■ **Exercise goal**
The entries follow. Copy every line in which "Interactive" appears.

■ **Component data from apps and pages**
---

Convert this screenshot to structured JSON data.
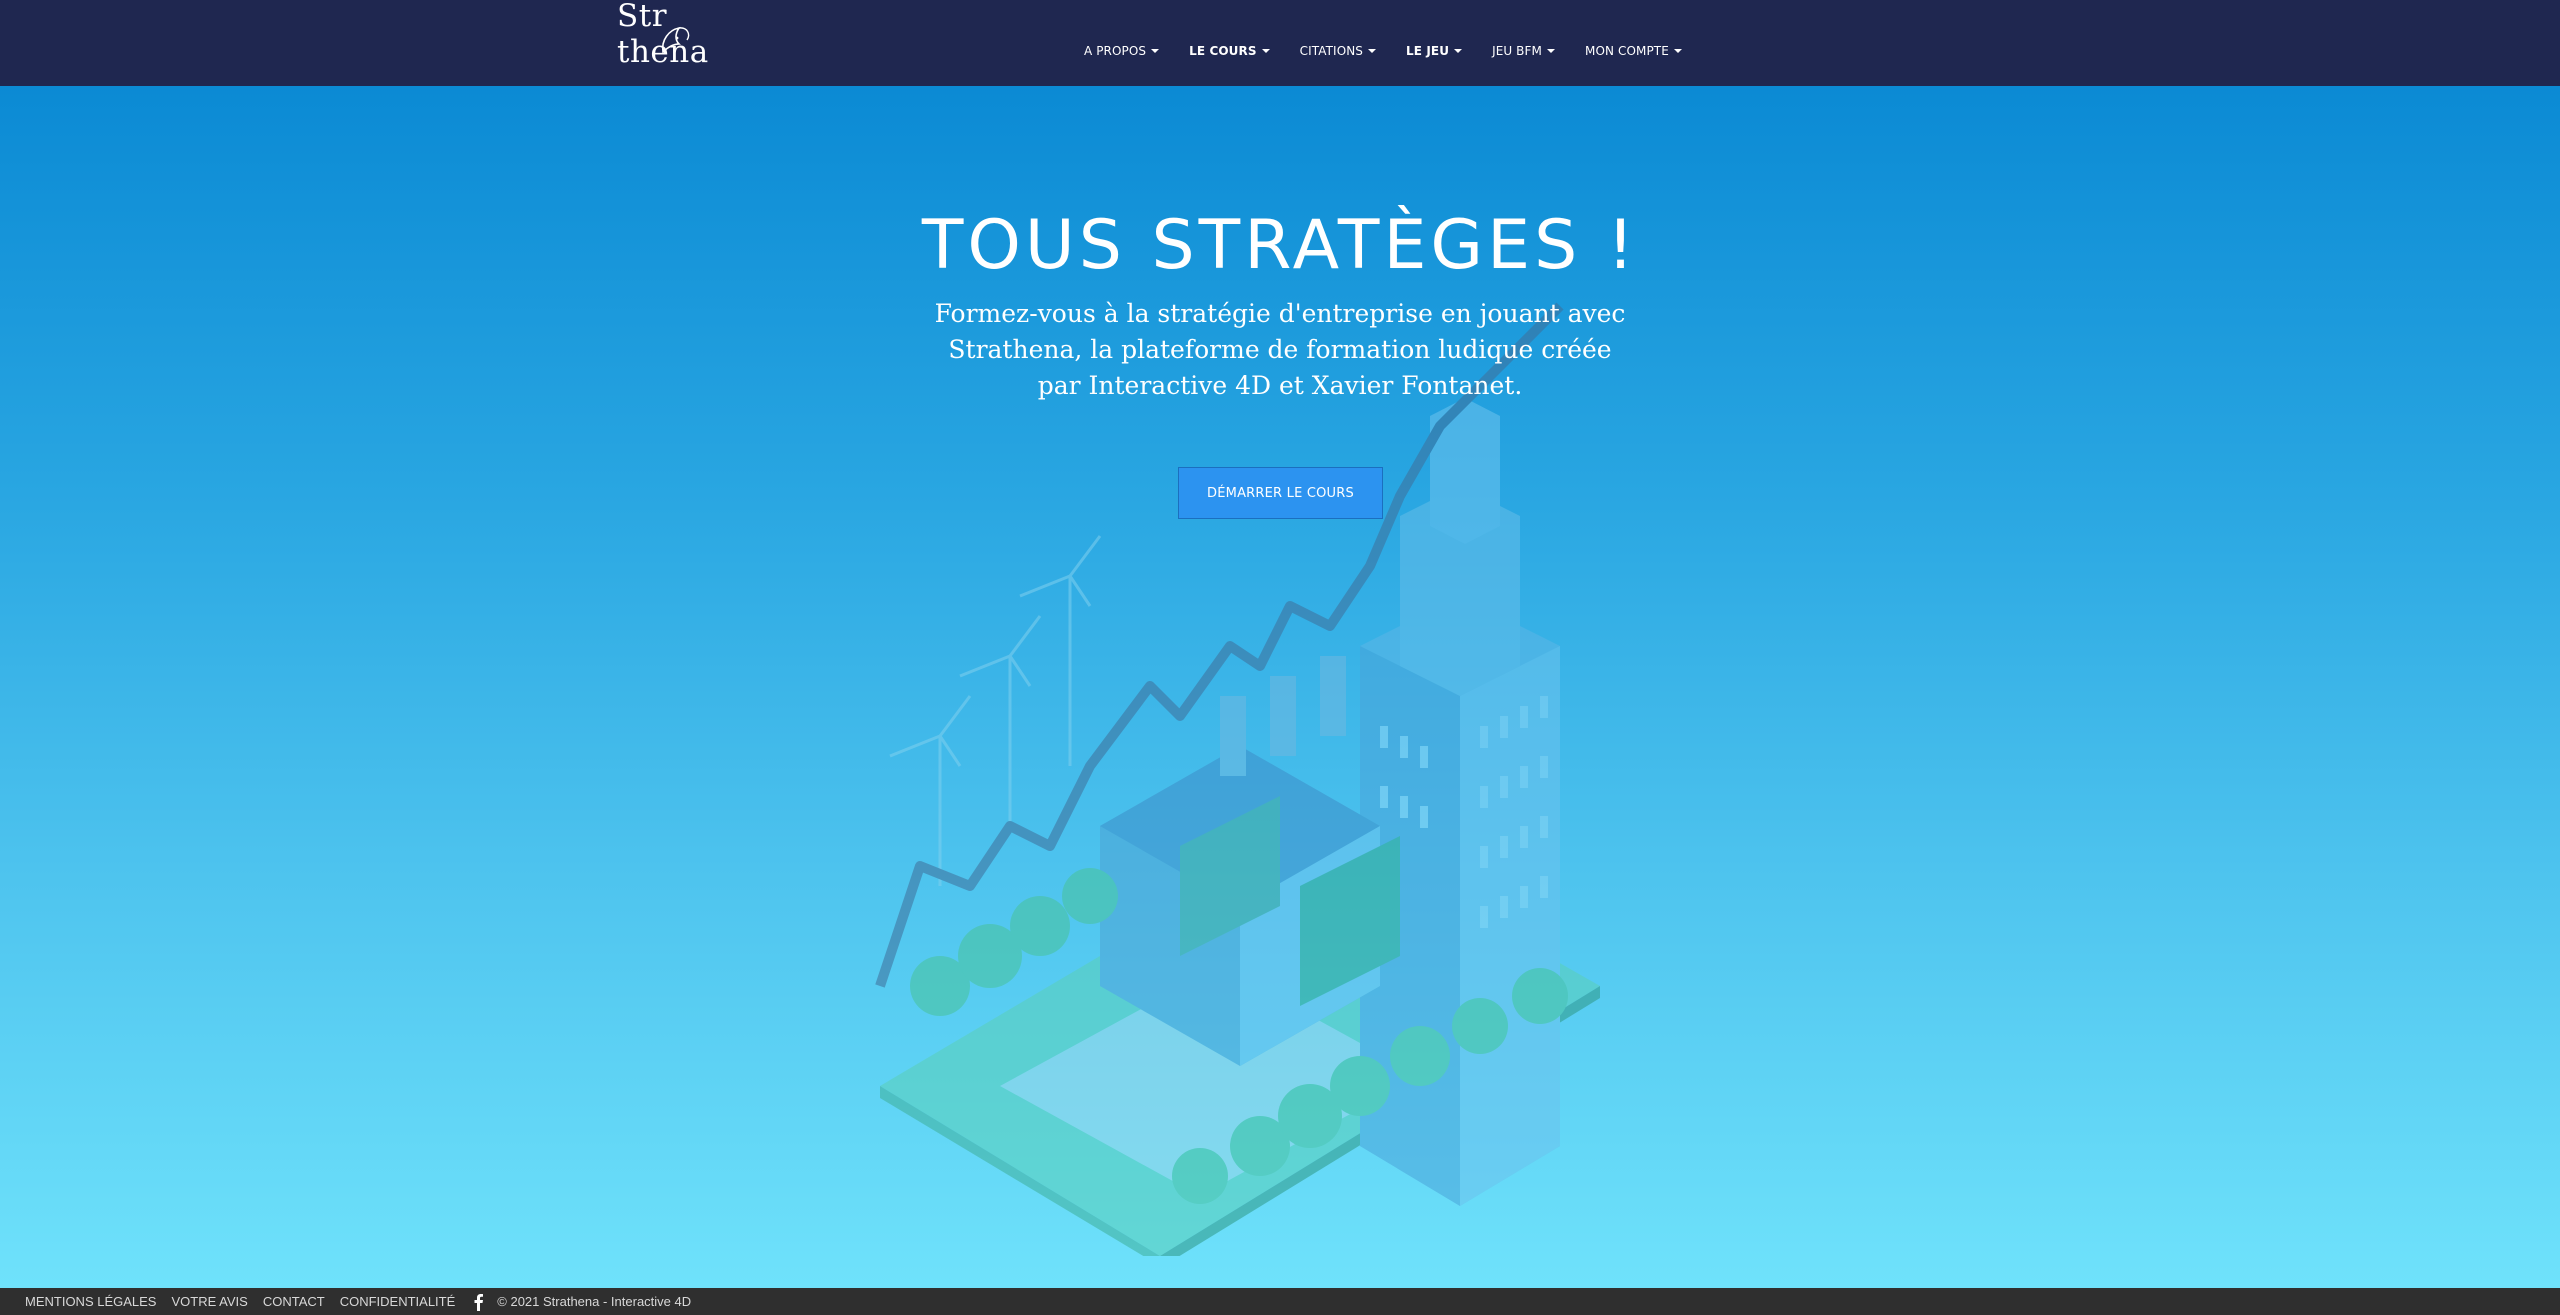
{
  "brand": {
    "logo_text": "Str thena"
  },
  "nav": {
    "items": [
      {
        "label": "A PROPOS"
      },
      {
        "label": "LE COURS"
      },
      {
        "label": "CITATIONS"
      },
      {
        "label": "LE JEU"
      },
      {
        "label": "JEU BFM"
      },
      {
        "label": "MON COMPTE"
      }
    ]
  },
  "hero": {
    "title": "TOUS STRATÈGES !",
    "subtitle": "Formez-vous à la stratégie d'entreprise en jouant avec Strathena, la plateforme de formation ludique créée par Interactive 4D et Xavier Fontanet.",
    "cta_label": "DÉMARRER LE COURS"
  },
  "footer": {
    "links": [
      "MENTIONS LÉGALES",
      "VOTRE AVIS",
      "CONTACT",
      "CONFIDENTIALITÉ"
    ],
    "social_icon": "facebook-icon",
    "copyright": "© 2021 Strathena - Interactive 4D"
  },
  "colors": {
    "navbar_bg": "#1f2750",
    "hero_top": "#0b8ad4",
    "hero_bottom": "#6fe2fb",
    "cta_bg": "#2c93f0",
    "footer_bg": "#2f2f2f"
  }
}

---

■ **Worked solution**
    "subtitle": "Formez-vous à la stratégie d'entreprise en jouant avec Strathena, la plateforme de formation ludique créée par Interactive 4D et Xavier Fontanet.",
    "copyright": "© 2021 Strathena - Interactive 4D"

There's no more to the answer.